Dataset items:
==================================================

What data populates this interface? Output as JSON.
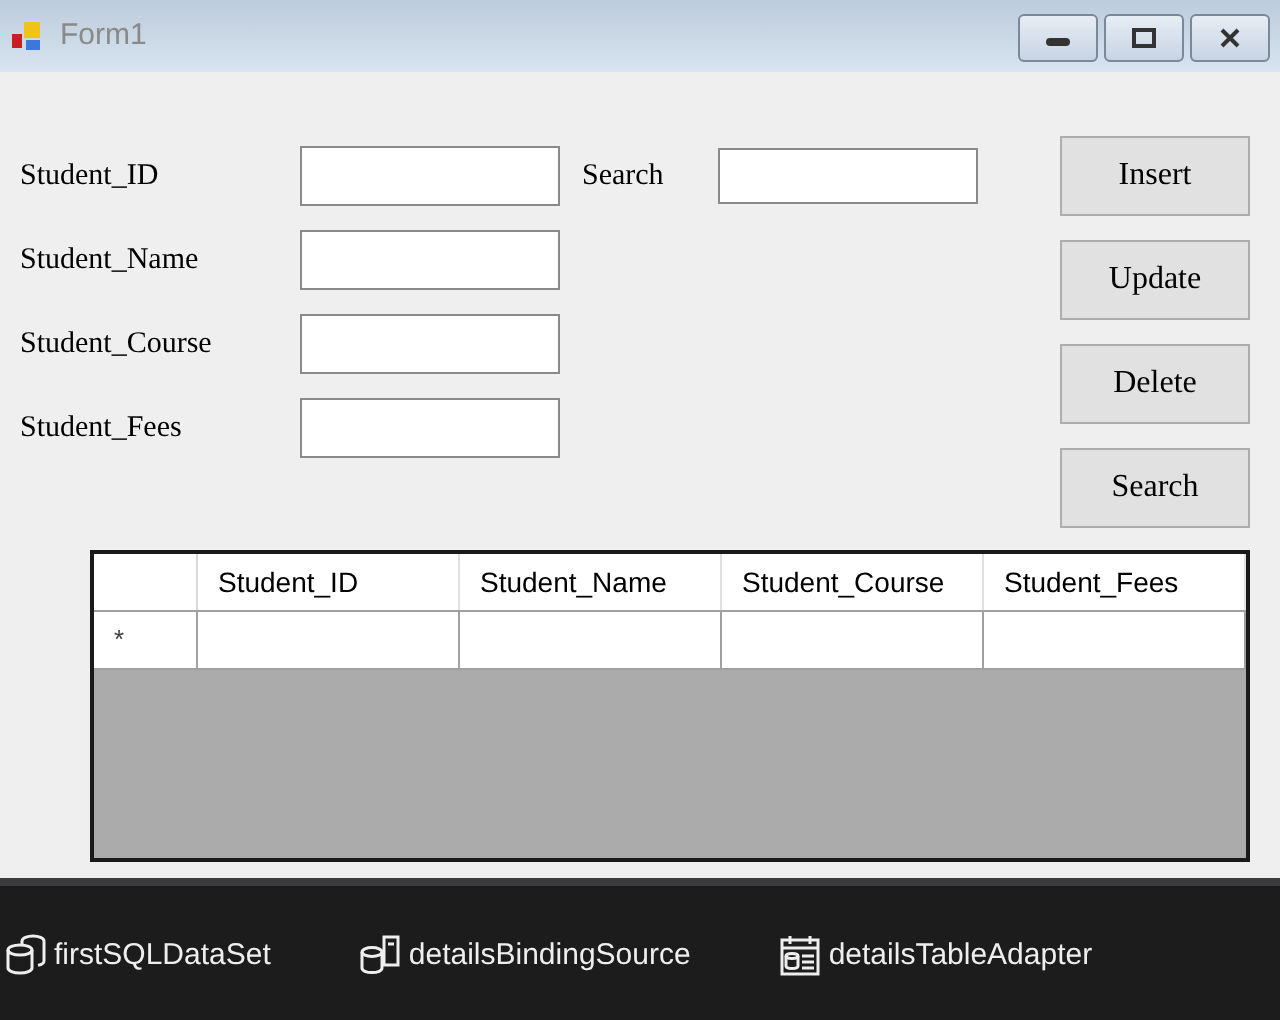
{
  "window": {
    "title": "Form1"
  },
  "fields": [
    {
      "label": "Student_ID"
    },
    {
      "label": "Student_Name"
    },
    {
      "label": "Student_Course"
    },
    {
      "label": "Student_Fees"
    }
  ],
  "search": {
    "label": "Search"
  },
  "buttons": [
    "Insert",
    "Update",
    "Delete",
    "Search"
  ],
  "grid": {
    "columns": [
      "Student_ID",
      "Student_Name",
      "Student_Course",
      "Student_Fees"
    ],
    "new_row_marker": "*"
  },
  "tray": [
    {
      "label": "firstSQLDataSet",
      "kind": "dataset"
    },
    {
      "label": "detailsBindingSource",
      "kind": "binding"
    },
    {
      "label": "detailsTableAdapter",
      "kind": "adapter"
    }
  ]
}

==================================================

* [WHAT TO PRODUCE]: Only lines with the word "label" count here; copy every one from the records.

* [RESULT BELOW]:
      "label": "Student_ID"
      "label": "Student_Name"
      "label": "Student_Course"
      "label": "Student_Fees"
    "label": "Search"
      "label": "firstSQLDataSet",
      "label": "detailsBindingSource",
      "label": "detailsTableAdapter",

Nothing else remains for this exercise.